In 1903, E. Filler, who wrote in Latin a special study on the “History” of Ghevond, stated that, according to the latter, Omar was a great benefactor to the Christians, and that Theophanes’ account is not trustworthy at all (nulla fides habenda est). K. Zettersteen writes that «as a devout Moslem he was gracious to the members of other creeds in so far as this was possible without breaking the principles of Islam. Christians, Jews, and
for the Church of St John in Damascus which had been absorbed by Walid, he ceded them the Church of St Thomas in the Ghutah, although ever since the conquest it had served as a mosque, in violation of the terms of capitulation».
There are some scholars who attribute the edict not to Yazid II but to Yazid I (680- 683), or who, in their discussing on this subject, failing to distinguish clearly the participation of both Yazids in the iconoclastic movement, result in considerable confusion. Finlay and Bury, who evidently followed Finlay, attribute the edict to Yazid I; but Bury, writing, a little farther, about Leo III and Yazid’s decree, fails to clarify whom of these two Yazids he meant, although, from the context, here Yazid
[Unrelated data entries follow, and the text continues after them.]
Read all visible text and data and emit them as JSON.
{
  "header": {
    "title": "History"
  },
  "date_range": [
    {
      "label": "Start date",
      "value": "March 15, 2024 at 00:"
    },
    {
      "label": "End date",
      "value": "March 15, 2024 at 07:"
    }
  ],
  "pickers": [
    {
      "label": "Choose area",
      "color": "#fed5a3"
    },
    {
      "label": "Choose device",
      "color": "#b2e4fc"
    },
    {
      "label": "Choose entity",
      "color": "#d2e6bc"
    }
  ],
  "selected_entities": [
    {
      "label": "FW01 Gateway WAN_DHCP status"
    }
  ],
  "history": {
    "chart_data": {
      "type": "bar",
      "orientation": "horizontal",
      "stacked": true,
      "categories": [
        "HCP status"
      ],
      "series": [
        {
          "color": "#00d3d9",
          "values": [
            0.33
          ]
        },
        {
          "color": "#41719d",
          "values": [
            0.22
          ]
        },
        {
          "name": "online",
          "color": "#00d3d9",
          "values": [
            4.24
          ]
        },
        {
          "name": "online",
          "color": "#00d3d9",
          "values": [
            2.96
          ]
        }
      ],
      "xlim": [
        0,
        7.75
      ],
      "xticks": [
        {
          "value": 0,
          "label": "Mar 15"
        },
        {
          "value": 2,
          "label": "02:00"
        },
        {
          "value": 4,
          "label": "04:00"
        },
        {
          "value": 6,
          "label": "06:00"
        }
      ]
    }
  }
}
IIshould have been meant. A certain confusion in regard to the two Yazids as iconoclasts occurs also in the work of Hergenroether on Photius. A rather striking confusion we find in the study of lorga of the origin of iconoclasm. He opens his discussion with a very strange statement that «a Jewish intrigue suggested the caliph Yazid I, whose role as persecutor of Christianity in all its forms is well known, destruction of images». And for confirmation of this statement, he cites all the Greek sources which refer to Yazid II. At first sight, one may see here nothing but a mere misprint, Yazid I for Yazid II. But it is not the case. He writes that, after Yazid’s death, his son Valid (Walid) chastised the intriguing Jews. First of all, the caliph Walid I
Once for all, the name of Yazid I must be eliminated from the list of the iconoclastic caliphs. On the contrary, he is known to have been very favorable to the Christians, and his affability towards those who approached him, and particularly towards the Christians, has been signalized in the special works on his reign.
The Monetary Reform of
As we have tried to show above, the decree of Yazid II was not an isolated and unexpected fact. It must be regarded as the continuation and, to a certain extent, the consummation of the preceding period marked by the
The twenty years reign of this famous Umayyad, the
Under his rule and that of his successor
Then the figure of the Byzantine Emperor was adapted, on the obverse of the coin, to the standing facing figure of the caliph, with hand on sword, which substituted the former staff with a cross on it in the hand of the emperors; and, on the reverse, the cross standing on four steps altered into a column with a ball on its top. The coins bore Arab inscriptions. The name of the represented caliph is sometimes given, sometimes not. There are coins bearing the name of
In the middle of his twenty years rule (the exact year is unknown), following the policy of the nationalization and arabicization of his empire,
In this respect, the Byzantine chronicler, Theophanes, gives an interesting information. After an unsuccessful war with the Byzantine Emperor Justinian II,
In Western Europe, however, the Islamic gold dinar without images known there as mancus was largely used beginning with the eighth century and became the standard coin for business transactions, particularly in Medieval England.
It seems to me that we may connect Yazid’s edict and the iconoclastic policy of his predecessor with the famous reform of coinage by